─── Supplied data ───
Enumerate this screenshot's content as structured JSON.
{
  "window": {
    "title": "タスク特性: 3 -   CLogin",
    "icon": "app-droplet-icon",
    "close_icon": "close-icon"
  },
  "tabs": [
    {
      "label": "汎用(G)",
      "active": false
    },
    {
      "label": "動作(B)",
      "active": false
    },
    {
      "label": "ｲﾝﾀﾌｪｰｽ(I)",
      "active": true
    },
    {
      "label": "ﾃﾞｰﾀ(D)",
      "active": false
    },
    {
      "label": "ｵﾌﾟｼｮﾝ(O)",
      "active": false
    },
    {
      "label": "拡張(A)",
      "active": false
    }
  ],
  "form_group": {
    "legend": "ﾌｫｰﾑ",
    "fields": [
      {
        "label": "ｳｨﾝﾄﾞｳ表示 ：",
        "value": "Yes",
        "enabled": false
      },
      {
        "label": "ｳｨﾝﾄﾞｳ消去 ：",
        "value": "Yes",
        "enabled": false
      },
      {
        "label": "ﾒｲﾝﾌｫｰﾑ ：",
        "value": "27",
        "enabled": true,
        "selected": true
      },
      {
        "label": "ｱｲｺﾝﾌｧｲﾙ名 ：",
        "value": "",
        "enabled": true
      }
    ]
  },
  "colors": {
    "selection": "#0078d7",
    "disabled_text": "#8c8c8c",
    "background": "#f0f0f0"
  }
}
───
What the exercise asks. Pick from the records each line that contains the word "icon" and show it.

Worked solution.
    "icon": "app-droplet-icon",
    "close_icon": "close-icon"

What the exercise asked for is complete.